Provincial elections in the Netherlands: in an ever more fragmented party landscape, the left is losing (its) face

Pacifying the Senate: Why provincial elections are important

D66 activists celebrate on election night. Photo by Sebastiaan ter Burg, licensed under Creative Commons

Bewildering fragmentation cloaks a right-ward shift

Detailed overall results of the provincial elections. Source: Sum of official results by province.

The Dutch case is especially confusing because, while voters have turned against the government, they have not actually turned to the right or left. Since 2012 the Netherlands has been ruled by a grand coalition of the centre-right Liberals and the centre-left Labour Party. [..] Because the government is centrist, opposition to its policies has scattered voters in every direction.

The Labour Party is in an impossible strategic situation: it suffers an exodus of voters to both D66 and the [Socialist Party (SP)], but those voters, demographically, are each other’s opposites and are leaving the Labour Party for opposite reasons. The voters who have headed, and keep heading, to the SP feel that the Labour Party has lost its left-wing soul. They tend to be gloomy about the country’s economy as well as their own financial perspectives, look to the government to shore up the social protections of the welfare state, and be angry that the Labour Party is instead “selling out” to the VVD, to big business, to the EU. But the voters which are deserting the party for D66 are fairly optimistic about the economy and their own perspective, warmly favour EU integration, and might only be afraid of the country “missing the boat” by not demonstrating enough dynamism and adaptability. [..] The net result is that any move the Labour Party might make to win back the voters on one side will likely just further increase its bleeding on the other side.

Doing the rounds: an overview of each party’s performance

The campaign team of D66 leader Pechtold made sure, American campaign-style, that the TV coverage of the party’s election night rally would show him surrounded by a group of young and somewhat multicultural party members. Things were a little more awkward at the Labour Party rally.

What now, little lion land?

Much of the voters’ frustration stems from austerity measures the government has enacted over the past two years, such as cuts in health benefits and hikes in excise taxes. But the elections have actually strengthened the political forces demanding austerity. Both D66 and the Christian Democrats insist that the government commit in advance to new deficit-cutting measures to balance out any tax cuts.

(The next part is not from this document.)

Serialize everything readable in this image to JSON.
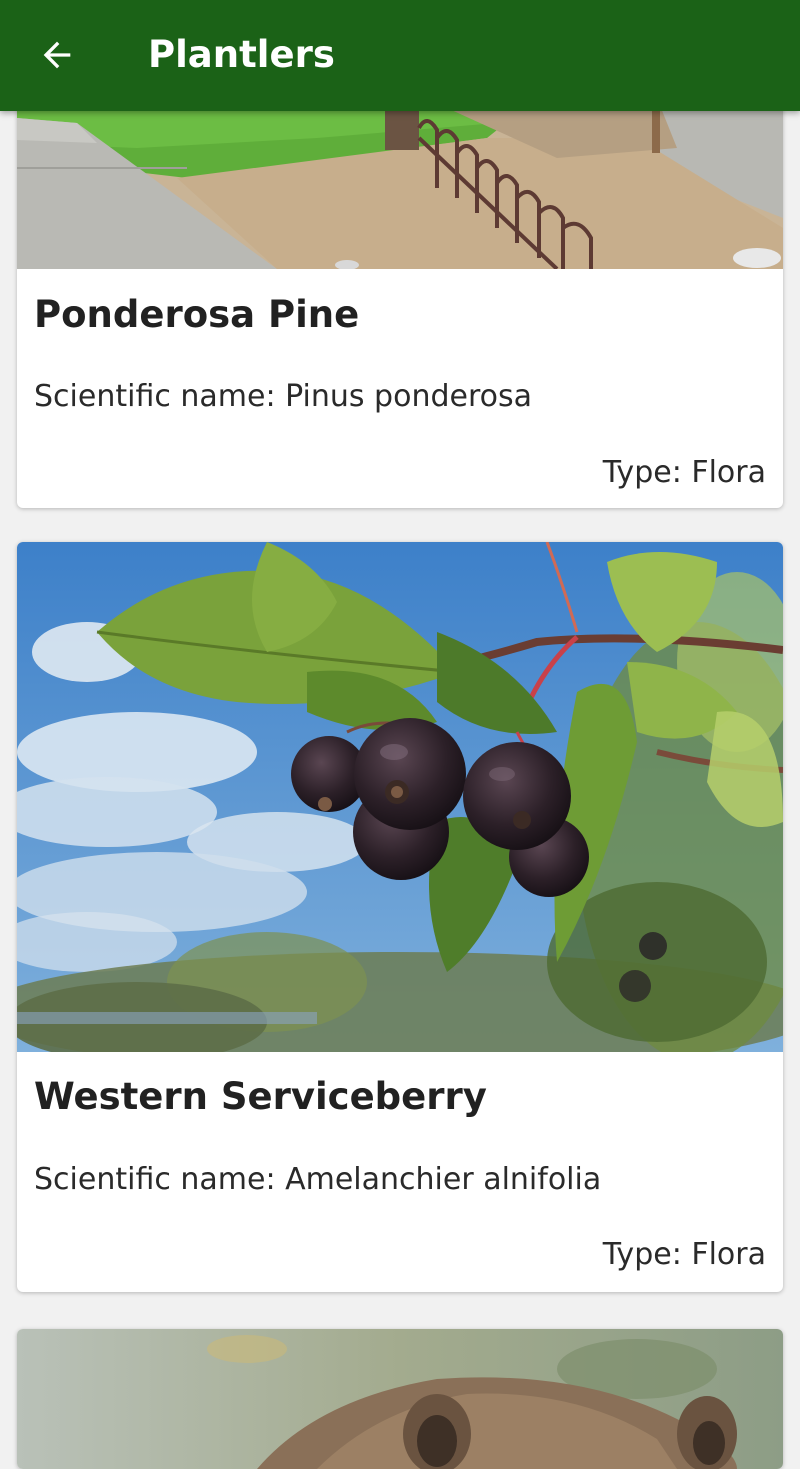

An SP-friendly political cartoon. Labour leader Samson is wielding the wrecking ball, demolishing the health care system. Socialist leader Roemer is coming running, calling out at him to stop. Samson responds by saying: you guys are just yelling from the sidelines. At least we are taking our responsibility.
An informational billboard for the provincial elections with posters for the different parties. The Freedom Party one features Geert Wilders and the slogan Enough Is Enough; the Socialist Party’s slogan could be loosely translated as Settle The Score. D66 has been running with the slogan Now, Forward, while the Party for the Animals appeals to voters to Stick To Your Ideals. Photo by Patrick Rasenberg, licensed under Creative Commons.

Age, income and education

Data for this (and the following) charts are from polling by Maurice de Hond
Map based on official results by municipality, which can be downloaded as spreadsheet from the Electoral Council site.

Political geography

Results by province, in detail
Regional strengths and weaknesses of each party: VVD, D66, CDA
Same as above, but with a common scale, to make comparison between strengths of different parties easier
Note that the pooled results of these two parties require a different scale of their own: such is the contrast between its bulwarks and the rest of the country. Most everything to the south/east of the Bible Belt is ancestrally catholic; many of the non-urban parts to the north/west of the Bible Belt is traditionally protestant but of the more mainstream or liberal (vrijzinnig) varieties.
Regional strengths and weaknesses of each party: PVV, SP, PvdA
Same as above, but with a common scale, to make comparison between strengths of different parties easier
Election posters for the 2015 provincial elections. Photo by harry_nl, licensed under Creative Commons
Regional strengths and weaknesses of each political current
Same as above, but with a common scale to make comparisons easier
Historic election data from verkiezingsuitslagen.nl. Maps with historic municipal boundaries via Data Archiving and Networked Services — DANS: Dr. O.W.A. Boonstra (2007), NLGis shapefiles, http://persistent-identifier.nl/urn:nbn:nl:ui:13-wsh-wv7

Far left, far right: revisiting Oldambt

The endless skies of the north: grain fields near Beerta. Photo by XPeria2Day, licensed under Creative Commons
United Communist Party posters at the former cultural center of Winschoten. Photo by ripperda, licensed under Creative Commons.

--

--

Holland — Hungary — Spain

Love podcasts or audiobooks? Learn on the go with our new app.

Get the Medium app

A button that says 'Download on the App Store', and if clicked it will lead you to the iOS App store
A button that says 'Get it on, Google Play', and if clicked it will lead you to the Google Play store